Food terrorism has long loomed as an existential threat, but except for a couple of notable cases, it has seldom played out in real life. In 1984, 751 people were sickened in the Rajneeshee bioterror attack, in which cultists following a man named Osho deliberately contaminated ten salad bars with salmonella. Just over a decade earlier, two college students were arrested for plotting to poison Chicago's water supply with typhoid. In both cases, no one died.
In New Zealand, however, a new plot has emerged. And in what may be a first for bioterrorism, a person or group is threatening to poison people with the very same agricultural chemical they want outlawed.
Federated Farmers (FF), a farmers advocacy group, and Fonterra, a dairy cooperative that is responsible for nearly a third of the world's dairy exports, have both confirmed receipt of letters threatening to contaminate their milk products.
According to the BBC, the author of the letters demanded that unless New Zealand halt its use of a controversial pesticide by the end of March, he or she would poison the country's infant formula supply with that same pesticide. It is unknown whether the letters were written by an individual or on behalf of a group.
FF noted that the anonymous letter, which it received back in November, was addressed to the company's CEO and included a plastic bag full of powder. The package contained milk powder that tested positive for the pesticide.
The chemical in question is sodium fluoroacetate, also known as pesticide 1080. New Zealand is the largest user of 1080, which it employs to repel non-native mammals, including possums, rats, weasels, and rabbits. FF argues that 1080 is not only safe but necessary in halting the spread of bovine tuberculosis, which can be carried by possums, among dairy cattle.
Critics of 1080 say that the chemical is highly lethal to mammals, and is often responsible for deaths of "non-target" animals. A study by New Zealand's National Poisons Centre in 2008 found that at least 65 dogs are inadvertently poisoned by 1080 each year.
And the pesticide is, in fact, dangerous to humans in certain quantities. A 1995 report from the Patuxent Wildlife Research Center in Maryland noted, "The widespread use of 1080 in pest control has caused accidental deaths of livestock, wildlife, pets (cats and dogs), and humans … and several suicides in Asia from drinking 1080 rat poison solutions."
The Patuxent report concluded that 1080 is "highly poisonous to all tested mammals and to humans" and that "it has been impossible to resuscitate any animal or human during the final stages of 1080 poisoning."
But Dr. William Rolleston, president of FF, said in a statement that 1080 use "has had minimal impact on non-target species."
Rolleston added that New Zealand's Ministry for Primary Industries (MPI) has "implemented a comprehensive 1080 testing regime in dairy processing plants which should allay consumer concerns."
According to the New Zealand Herald, Prime Minister John Key said that the country's formula is still safe to consume, but that Fonterra and FF decided to go public with the threats due to increased media scrutiny. Key said that that there was "a low likelihood of the threat being carried out."

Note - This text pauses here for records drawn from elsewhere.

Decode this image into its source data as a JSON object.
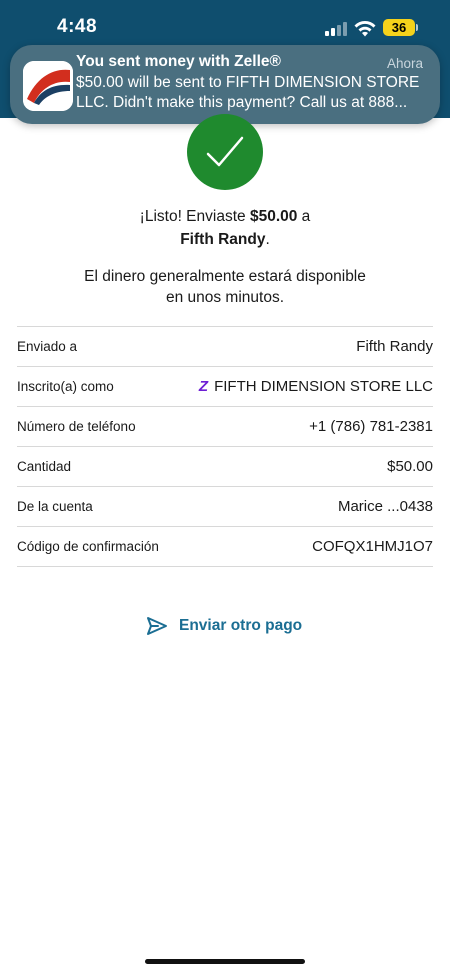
{
  "status_bar": {
    "time": "4:48",
    "battery": "36"
  },
  "notification": {
    "title": "You sent money with Zelle®",
    "time": "Ahora",
    "body_line1": "$50.00 will be sent to FIFTH DIMENSION STORE",
    "body_line2": "LLC. Didn't make this payment? Call us at 888..."
  },
  "confirmation": {
    "prefix": "¡Listo! Enviaste ",
    "amount": "$50.00",
    "suffix": " a",
    "recipient": "Fifth Randy",
    "end": ".",
    "info_line1": "El dinero generalmente estará disponible",
    "info_line2": "en unos minutos."
  },
  "details": [
    {
      "label": "Enviado a",
      "value": "Fifth Randy"
    },
    {
      "label": "Inscrito(a) como",
      "value": "FIFTH DIMENSION STORE LLC"
    },
    {
      "label": "Número de teléfono",
      "value": "+1 (786) 781-2381"
    },
    {
      "label": "Cantidad",
      "value": "$50.00"
    },
    {
      "label": "De la cuenta",
      "value": "Marice ...0438"
    },
    {
      "label": "Código de confirmación",
      "value": "COFQX1HMJ1O7"
    }
  ],
  "actions": {
    "send_again": "Enviar otro pago"
  },
  "colors": {
    "header": "#0f4e6e",
    "success": "#1f8a2e",
    "link": "#1b6e93",
    "zelle": "#6d1ed4"
  }
}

"I want to reassure parents that every step possible has been taken to respond to the threat, to ensure the ongoing safety of our food products," Key said at a press conference at Parliament Tuesday.
MPI minister Nathan Guy added that 40,000 tests have been carried out on infant formula and milk products since the November threat, and none have found any trace of 1080.